When an ingrown hair forms a pimple filled with pus, it is a sign of infection. While most infections are mild, there are some important steps you can take to avoid making the infection worse. How to treat an infected ingrown hair? Find out in this article.
How to Treat an Ingrown Hair Infection?
Focus On Infected Ingrown Hairs.
An ingrown hair can appear as a simple red pimple, but some can be infected: this is called folliculitis. It is an infection of the hair follicles, generally due to the Staphylococcus aureus bacteria, resulting in the presence of pus-filled pimples on the skin surface. Indeed, after shaving in certain areas such as the beard, underarms, bikini line or legs, the stiff hairs curl and become embedded under the skin causing inflammation and irritation.
Pseudofolliculitis of the beard is a common,
chronic and inflammatory skin condition
that occurs after shaving,
due to a structural defect of the hair shaft,
mainly in men of African origin.
It is usually characterized by small, painful
papules and pustules on the cheeks and neck,
but can progress to scarring
and keloids in some individuals.
Ingrown Hair: What to Do in Case of Infection?
When your ingrown hair turned into a hard lump under your skin, you are faced with an ingrown hair infection. The golden rule here is not to squeeze the pimple in order to get the pus out! Indeed, the bacteria present on your hands could aggravate the infection already present and lead to many complications: an ingrown hair cyst, furuncles, a bacterial infection of the pilosebaceous follicle, or malignant staphylococcal disease of the face, a serious and extensive staphylococcal infection, which can be fatal.
Thus, when faced with folliculitis, you must rely on impeccable hygiene. Clean the affected area morning and night with soap and water. You can also use bandages soaked in alcohol. It is also important to stop waxing or shaving in the affected area.
In general, ingrown hair infection is fairly mild and heals quickly. However, if the infection is too severe (painful abscesses form), do not hesitate to consult a dermatologist who will prescribe antibiotics. It could be Verneuil's disease, which is characterized by inflammatory nodules on the surface of the skin. In addition, if you have recurring infections, you may be a chronic carrier of Staphylococcus aureus. In this case, the doctor may also prescribe an antibiotic treatment to eradicate these bacteria.
Infected Ingrown Hairs: How to Avoid Them?
In order to avoid ingrown hairs from becoming infected, it is important to maintain impeccable hygiene. Rinse your razor with warm water to remove any remaining hair and change the blade regularly. In addition, you should not use another person's razor or lend your razor because this increases the risk of infection.

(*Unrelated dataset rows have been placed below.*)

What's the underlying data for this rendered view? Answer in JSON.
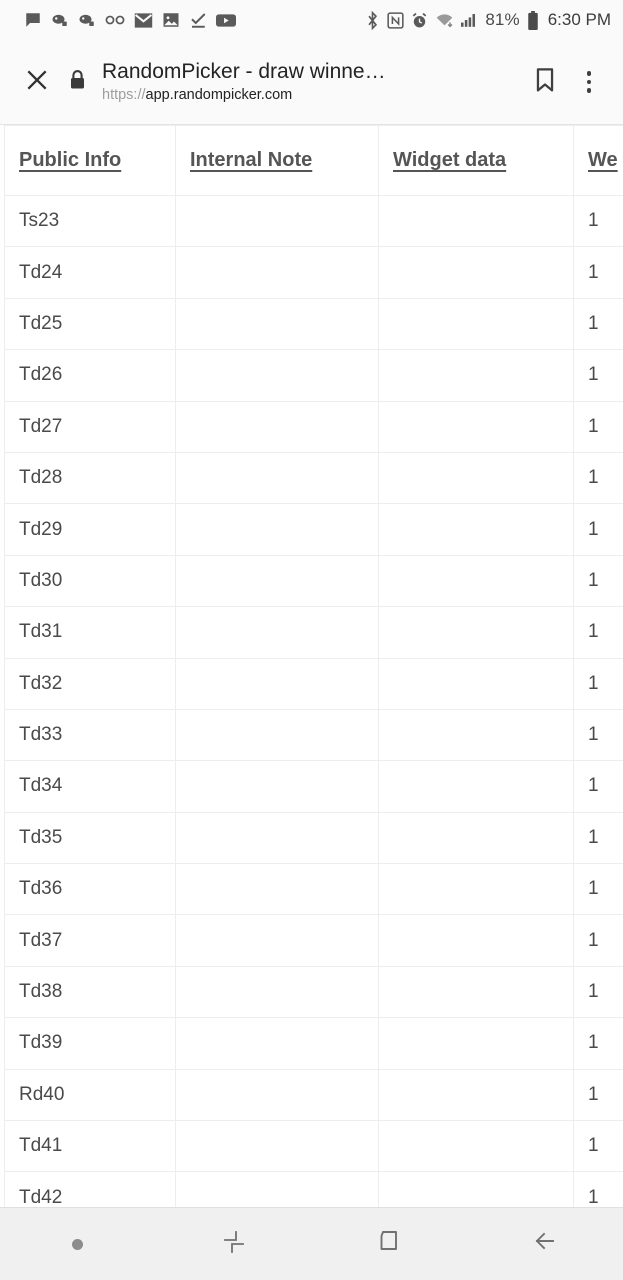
{
  "statusbar": {
    "notification_icons": [
      {
        "name": "message-icon",
        "label": "message"
      },
      {
        "name": "game-controller-icon",
        "label": "game"
      },
      {
        "name": "game-controller-2-icon",
        "label": "game"
      },
      {
        "name": "voicemail-icon",
        "label": "voicemail"
      },
      {
        "name": "mail-icon",
        "label": "mail"
      },
      {
        "name": "photo-icon",
        "label": "photo"
      },
      {
        "name": "checkmark-icon",
        "label": "task complete"
      },
      {
        "name": "youtube-icon",
        "label": "youtube"
      }
    ],
    "system_icons": [
      {
        "name": "bluetooth-icon",
        "label": "bluetooth"
      },
      {
        "name": "nfc-icon",
        "label": "nfc"
      },
      {
        "name": "alarm-icon",
        "label": "alarm"
      },
      {
        "name": "wifi-icon",
        "label": "wifi"
      },
      {
        "name": "cellular-signal-icon",
        "label": "signal"
      }
    ],
    "battery_percent": "81%",
    "time": "6:30 PM"
  },
  "toolbar": {
    "close_label": "Close",
    "security_icon": "lock-icon",
    "page_title": "RandomPicker - draw winne…",
    "url_scheme": "https://",
    "url_host": "app.randompicker.com",
    "bookmark_label": "Bookmark",
    "menu_label": "More options"
  },
  "table": {
    "columns": [
      "Public Info",
      "Internal Note",
      "Widget data",
      "We"
    ],
    "rows": [
      {
        "public_info": "Ts23",
        "internal_note": "",
        "widget_data": "",
        "we": "1"
      },
      {
        "public_info": "Td24",
        "internal_note": "",
        "widget_data": "",
        "we": "1"
      },
      {
        "public_info": "Td25",
        "internal_note": "",
        "widget_data": "",
        "we": "1"
      },
      {
        "public_info": "Td26",
        "internal_note": "",
        "widget_data": "",
        "we": "1"
      },
      {
        "public_info": "Td27",
        "internal_note": "",
        "widget_data": "",
        "we": "1"
      },
      {
        "public_info": "Td28",
        "internal_note": "",
        "widget_data": "",
        "we": "1"
      },
      {
        "public_info": "Td29",
        "internal_note": "",
        "widget_data": "",
        "we": "1"
      },
      {
        "public_info": "Td30",
        "internal_note": "",
        "widget_data": "",
        "we": "1"
      },
      {
        "public_info": "Td31",
        "internal_note": "",
        "widget_data": "",
        "we": "1"
      },
      {
        "public_info": "Td32",
        "internal_note": "",
        "widget_data": "",
        "we": "1"
      },
      {
        "public_info": "Td33",
        "internal_note": "",
        "widget_data": "",
        "we": "1"
      },
      {
        "public_info": "Td34",
        "internal_note": "",
        "widget_data": "",
        "we": "1"
      },
      {
        "public_info": "Td35",
        "internal_note": "",
        "widget_data": "",
        "we": "1"
      },
      {
        "public_info": "Td36",
        "internal_note": "",
        "widget_data": "",
        "we": "1"
      },
      {
        "public_info": "Td37",
        "internal_note": "",
        "widget_data": "",
        "we": "1"
      },
      {
        "public_info": "Td38",
        "internal_note": "",
        "widget_data": "",
        "we": "1"
      },
      {
        "public_info": "Td39",
        "internal_note": "",
        "widget_data": "",
        "we": "1"
      },
      {
        "public_info": "Rd40",
        "internal_note": "",
        "widget_data": "",
        "we": "1"
      },
      {
        "public_info": "Td41",
        "internal_note": "",
        "widget_data": "",
        "we": "1"
      },
      {
        "public_info": "Td42",
        "internal_note": "",
        "widget_data": "",
        "we": "1"
      }
    ]
  },
  "navbar": {
    "items": [
      {
        "name": "nav-dot",
        "label": ""
      },
      {
        "name": "recents-button",
        "label": "Recents"
      },
      {
        "name": "home-button",
        "label": "Home"
      },
      {
        "name": "back-button",
        "label": "Back"
      }
    ]
  },
  "colors": {
    "status_bar_bg": "#fafafa",
    "toolbar_bg": "#fafafa",
    "page_bg": "#ffffff",
    "grid_line": "#ededed",
    "header_text": "#555555",
    "cell_text": "#4a4a4a",
    "navbar_bg": "#f0f0f0"
  }
}
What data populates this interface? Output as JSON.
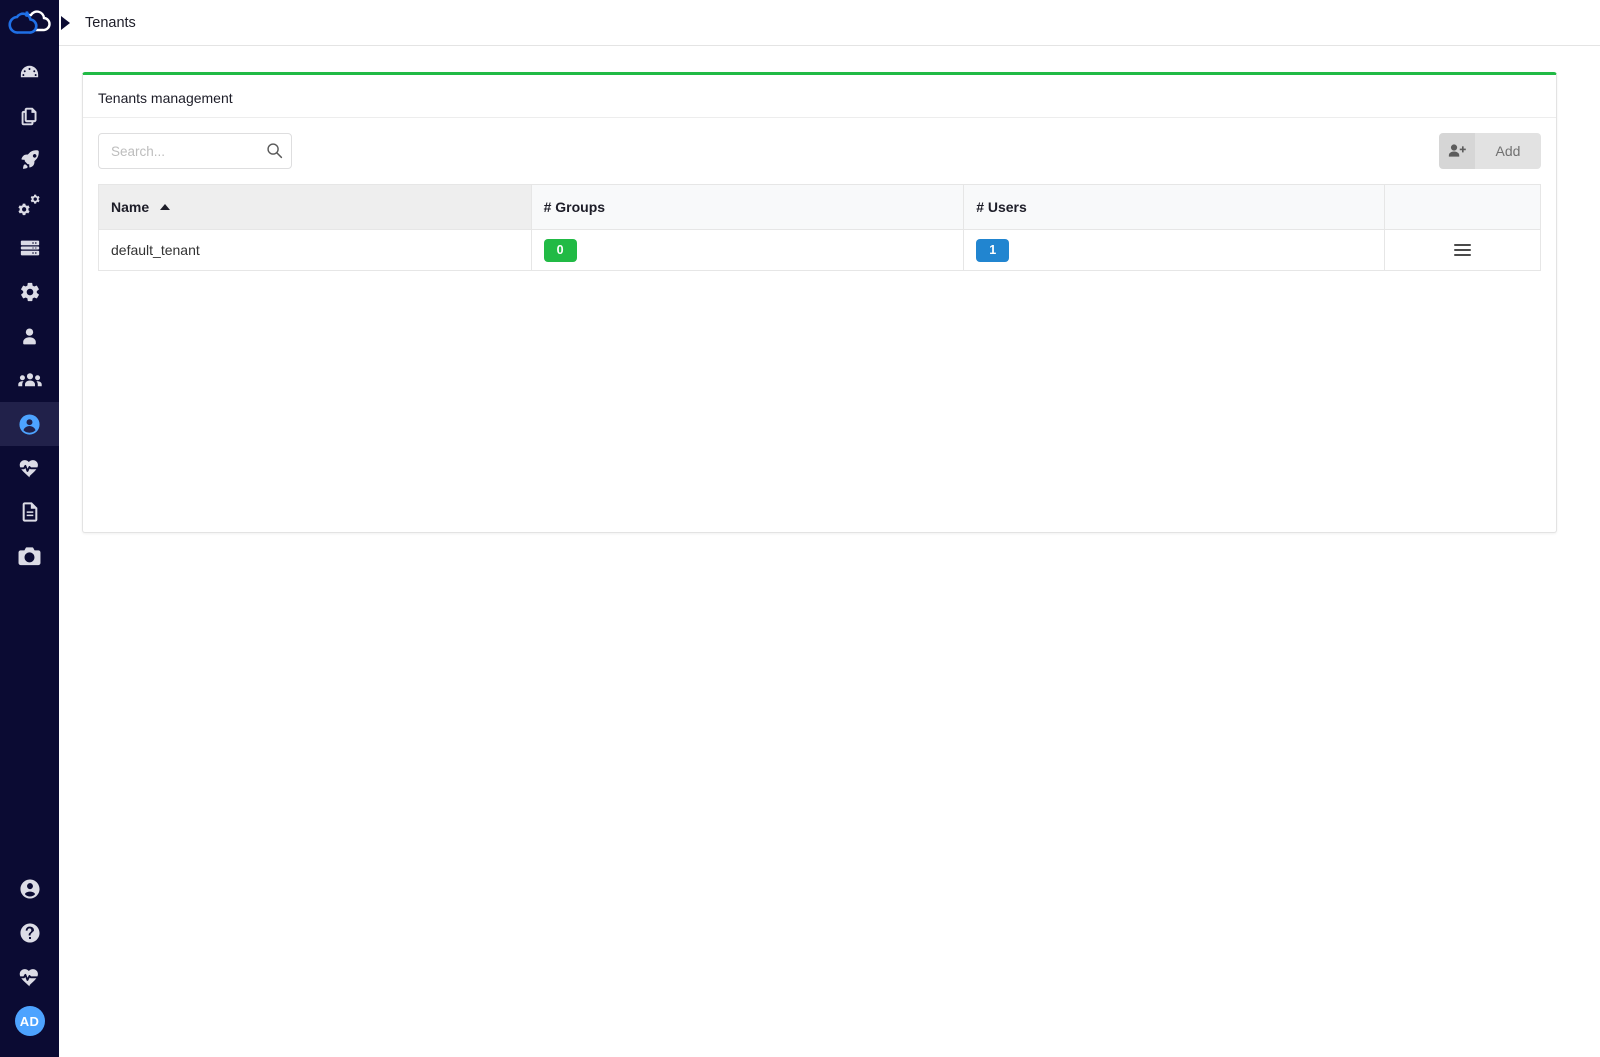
{
  "app": {
    "logo_name": "cloud-logo",
    "accent_green": "#21ba45",
    "accent_blue": "#2185d0",
    "sidebar_bg": "#0b0b33"
  },
  "topbar": {
    "breadcrumb": "Tenants"
  },
  "sidebar": {
    "top_items": [
      {
        "icon": "dashboard-gauge-icon",
        "name": "sidebar-item-dashboard",
        "active": false
      },
      {
        "icon": "blueprints-copy-icon",
        "name": "sidebar-item-blueprints",
        "active": false
      },
      {
        "icon": "deployments-rocket-icon",
        "name": "sidebar-item-deployments",
        "active": false
      },
      {
        "icon": "services-cogs-icon",
        "name": "sidebar-item-services",
        "active": false
      },
      {
        "icon": "nodes-server-icon",
        "name": "sidebar-item-nodes",
        "active": false
      },
      {
        "icon": "system-gear-icon",
        "name": "sidebar-item-system",
        "active": false
      },
      {
        "icon": "user-icon",
        "name": "sidebar-item-users",
        "active": false
      },
      {
        "icon": "user-group-icon",
        "name": "sidebar-item-user-groups",
        "active": false
      },
      {
        "icon": "tenant-user-circle-icon",
        "name": "sidebar-item-tenants",
        "active": true
      },
      {
        "icon": "heartbeat-icon",
        "name": "sidebar-item-health",
        "active": false
      },
      {
        "icon": "file-text-icon",
        "name": "sidebar-item-logs",
        "active": false
      },
      {
        "icon": "camera-icon",
        "name": "sidebar-item-snapshots",
        "active": false
      }
    ],
    "bottom_items": [
      {
        "icon": "user-circle-icon",
        "name": "sidebar-item-account",
        "active": false
      },
      {
        "icon": "question-circle-icon",
        "name": "sidebar-item-help",
        "active": false
      },
      {
        "icon": "heartbeat-icon",
        "name": "sidebar-item-status",
        "active": false
      }
    ],
    "avatar_initials": "AD"
  },
  "card": {
    "title": "Tenants management"
  },
  "search": {
    "value": "",
    "placeholder": "Search...",
    "icon": "search-icon"
  },
  "add_button": {
    "icon": "user-plus-icon",
    "label": "Add"
  },
  "table": {
    "columns": [
      {
        "label": "Name",
        "sorted": true,
        "sort_direction": "asc"
      },
      {
        "label": "# Groups",
        "sorted": false,
        "sort_direction": ""
      },
      {
        "label": "# Users",
        "sorted": false,
        "sort_direction": ""
      },
      {
        "label": "",
        "sorted": false,
        "sort_direction": ""
      }
    ],
    "rows": [
      {
        "name": "default_tenant",
        "groups": "0",
        "users": "1",
        "menu_icon": "hamburger-menu-icon"
      }
    ]
  }
}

As previously mentioned, if you have ingrown hairs, you should not try to squeeze them as this can lead to an infection. Moreover, this could leave scars.
WONG S. Y. & al. Preparing the hair follicle canal for hair shaft emergence. Experimental Dermatology (2021).